In the contemporary moment, visual identities, in particular, logo design is a flexible affair. Gone are the days when the humble logo-type or iconic logo would suffice as the main visual component representing a brand, product or cause. These are commonly known in the field as 'flexible identities'.
There has been a growing interest in flexible visual identities in the last ten years, with lots of design studios starting to abandon the idea of the logo as the centrepiece of a visual identity, instead dedicating their practices to the development of visual systems. These visual systems are coherent yet eclectic and excitingly diverse, ultimately challenging the conventions of Modernist identity design.
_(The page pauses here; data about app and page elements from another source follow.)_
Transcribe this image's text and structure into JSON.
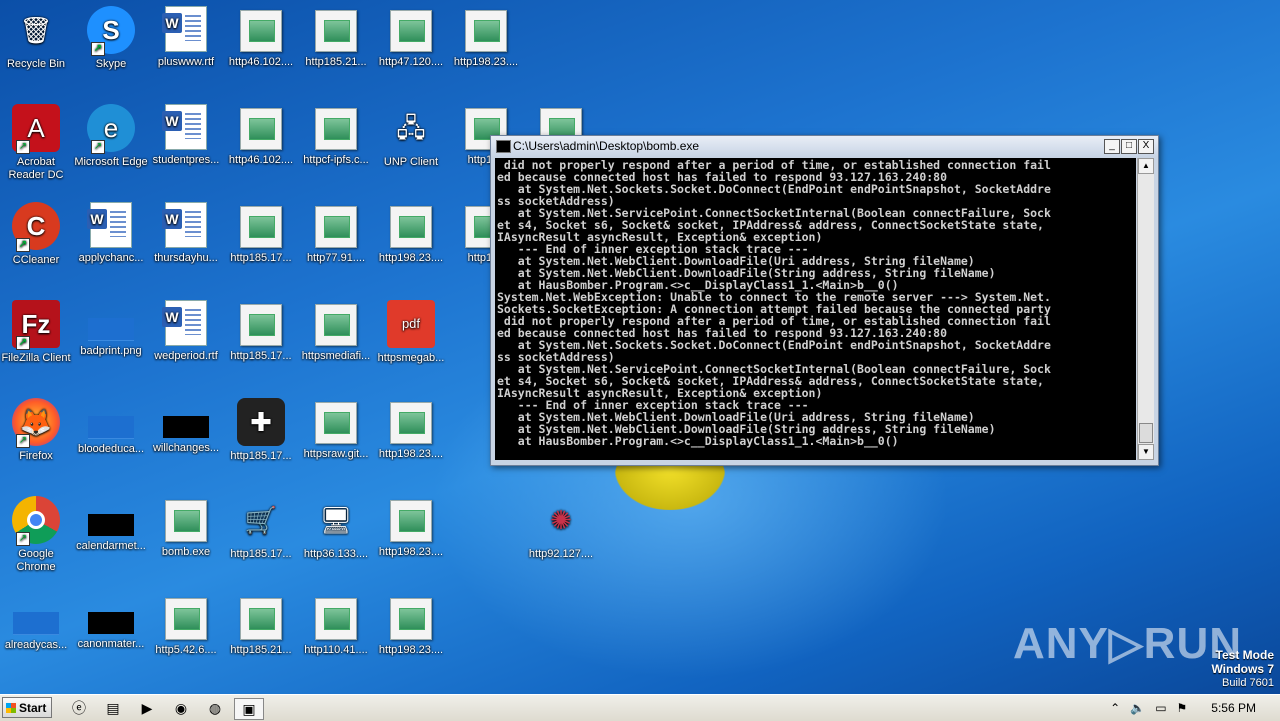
{
  "desktop": {
    "icons": [
      {
        "label": "Recycle Bin",
        "kind": "recycle"
      },
      {
        "label": "Skype",
        "kind": "skype"
      },
      {
        "label": "pluswww.rtf",
        "kind": "word"
      },
      {
        "label": "http46.102....",
        "kind": "file"
      },
      {
        "label": "http185.21...",
        "kind": "file"
      },
      {
        "label": "http47.120....",
        "kind": "file"
      },
      {
        "label": "http198.23....",
        "kind": "file"
      },
      {
        "label": "Acrobat Reader DC",
        "kind": "acrobat"
      },
      {
        "label": "Microsoft Edge",
        "kind": "edge"
      },
      {
        "label": "studentpres...",
        "kind": "word"
      },
      {
        "label": "http46.102....",
        "kind": "file"
      },
      {
        "label": "httpcf-ipfs.c...",
        "kind": "file"
      },
      {
        "label": "UNP Client",
        "kind": "unp"
      },
      {
        "label": "http198",
        "kind": "file"
      },
      {
        "label": "",
        "kind": "file"
      },
      {
        "label": "CCleaner",
        "kind": "ccleaner"
      },
      {
        "label": "applychanc...",
        "kind": "word"
      },
      {
        "label": "thursdayhu...",
        "kind": "word"
      },
      {
        "label": "http185.17...",
        "kind": "file"
      },
      {
        "label": "http77.91....",
        "kind": "file"
      },
      {
        "label": "http198.23....",
        "kind": "file"
      },
      {
        "label": "http198",
        "kind": "file"
      },
      {
        "label": "FileZilla Client",
        "kind": "filezilla"
      },
      {
        "label": "badprint.png",
        "kind": "blue"
      },
      {
        "label": "wedperiod.rtf",
        "kind": "word"
      },
      {
        "label": "http185.17...",
        "kind": "file"
      },
      {
        "label": "httpsmediafi...",
        "kind": "file"
      },
      {
        "label": "httpsmegab...",
        "kind": "pdf"
      },
      {
        "label": "Firefox",
        "kind": "firefox"
      },
      {
        "label": "bloodeduca...",
        "kind": "blue"
      },
      {
        "label": "willchanges...",
        "kind": "black"
      },
      {
        "label": "http185.17...",
        "kind": "bottle"
      },
      {
        "label": "httpsraw.git...",
        "kind": "file"
      },
      {
        "label": "http198.23....",
        "kind": "file"
      },
      {
        "label": "Google Chrome",
        "kind": "chrome"
      },
      {
        "label": "calendarmet...",
        "kind": "black"
      },
      {
        "label": "bomb.exe",
        "kind": "file"
      },
      {
        "label": "http185.17...",
        "kind": "cart"
      },
      {
        "label": "http36.133....",
        "kind": "monitor"
      },
      {
        "label": "http198.23....",
        "kind": "file"
      },
      {
        "label": "http92.127....",
        "kind": "spider"
      },
      {
        "label": "alreadycas...",
        "kind": "blue"
      },
      {
        "label": "canonmater...",
        "kind": "black"
      },
      {
        "label": "http5.42.6....",
        "kind": "file"
      },
      {
        "label": "http185.21...",
        "kind": "file"
      },
      {
        "label": "http110.41....",
        "kind": "file"
      },
      {
        "label": "http198.23....",
        "kind": "file"
      }
    ]
  },
  "console": {
    "title": "C:\\Users\\admin\\Desktop\\bomb.exe",
    "minimize": "_",
    "maximize": "□",
    "close": "X",
    "output": " did not properly respond after a period of time, or established connection fail\ned because connected host has failed to respond 93.127.163.240:80\n   at System.Net.Sockets.Socket.DoConnect(EndPoint endPointSnapshot, SocketAddre\nss socketAddress)\n   at System.Net.ServicePoint.ConnectSocketInternal(Boolean connectFailure, Sock\net s4, Socket s6, Socket& socket, IPAddress& address, ConnectSocketState state,\nIAsyncResult asyncResult, Exception& exception)\n   --- End of inner exception stack trace ---\n   at System.Net.WebClient.DownloadFile(Uri address, String fileName)\n   at System.Net.WebClient.DownloadFile(String address, String fileName)\n   at HausBomber.Program.<>c__DisplayClass1_1.<Main>b__0()\nSystem.Net.WebException: Unable to connect to the remote server ---> System.Net.\nSockets.SocketException: A connection attempt failed because the connected party\n did not properly respond after a period of time, or established connection fail\ned because connected host has failed to respond 93.127.163.240:80\n   at System.Net.Sockets.Socket.DoConnect(EndPoint endPointSnapshot, SocketAddre\nss socketAddress)\n   at System.Net.ServicePoint.ConnectSocketInternal(Boolean connectFailure, Sock\net s4, Socket s6, Socket& socket, IPAddress& address, ConnectSocketState state,\nIAsyncResult asyncResult, Exception& exception)\n   --- End of inner exception stack trace ---\n   at System.Net.WebClient.DownloadFile(Uri address, String fileName)\n   at System.Net.WebClient.DownloadFile(String address, String fileName)\n   at HausBomber.Program.<>c__DisplayClass1_1.<Main>b__0()"
  },
  "watermark": "ANY▷RUN",
  "os_info": {
    "line1": "Test Mode",
    "line2": "Windows 7",
    "line3": "Build 7601"
  },
  "taskbar": {
    "start_label": "Start",
    "clock": "5:56 PM"
  }
}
Some call them ‘dynamic identities’, some ‘liquid’ or ‘fluid’ identities (referring to Zygmunt Bauman’s term ‘liquid modernity’). Further, ‘generative’, ‘responsive’, ‘evolutive’ or ‘living’ are all terms used to describe flexible visual identities. What all these terms have in common is an attempt to describe flexible visual identity as the opposite of the static visual identity, based on a static logo design.
For me, liquid identities are representative of the current condition in graphic design practice. They reflect an urge to be experimental whilst functional, intersecting the avenues of modernist and postmodernist mindsets. That is to say, these identities aren't without their restrictions, as all successful identities usually are. However, the restricts allow for more freedom, as they aren't as strict as say the brand guidelines for a huge, international sportswear brand.
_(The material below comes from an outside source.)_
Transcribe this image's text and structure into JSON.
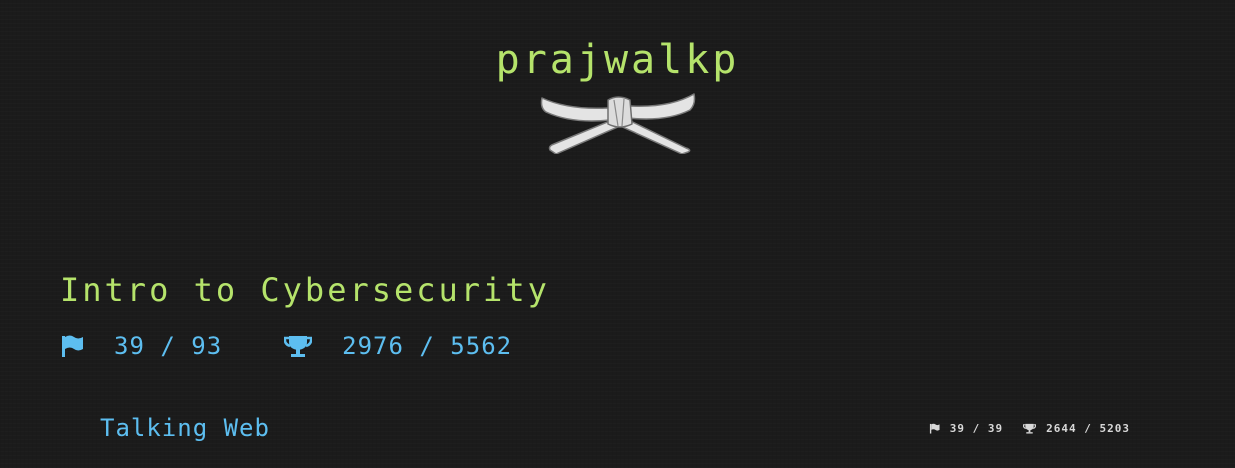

A good example of this can be seen in the visual identity for the 2015 Beijing Design Week.
The design for the Beijing Design Week 2015 is based on a few visual elements and their ability to be transformed, stretched or jolted. It is a closed system because the elements are pre-defined, no new elements can be added. The elements and their ability to stretch or jolt and the various ways how the visual system can be applied to different items makes the VI flexible.
Another great example is the identity for MK Gallery, designed by Sara Dabont. This identity involves a logotype comprised of six distinctly different typefaces. The logo is displayed as an independent GIF which demonstrates its liquid state well. On the gallery website, the logo can be found at the top left-hand corner. Each time the page is 'refreshed', the logo changes, subtly revealing its liquid quality to the user of the site.
Full article - https://www.grafik.net/category/feature/flexi-time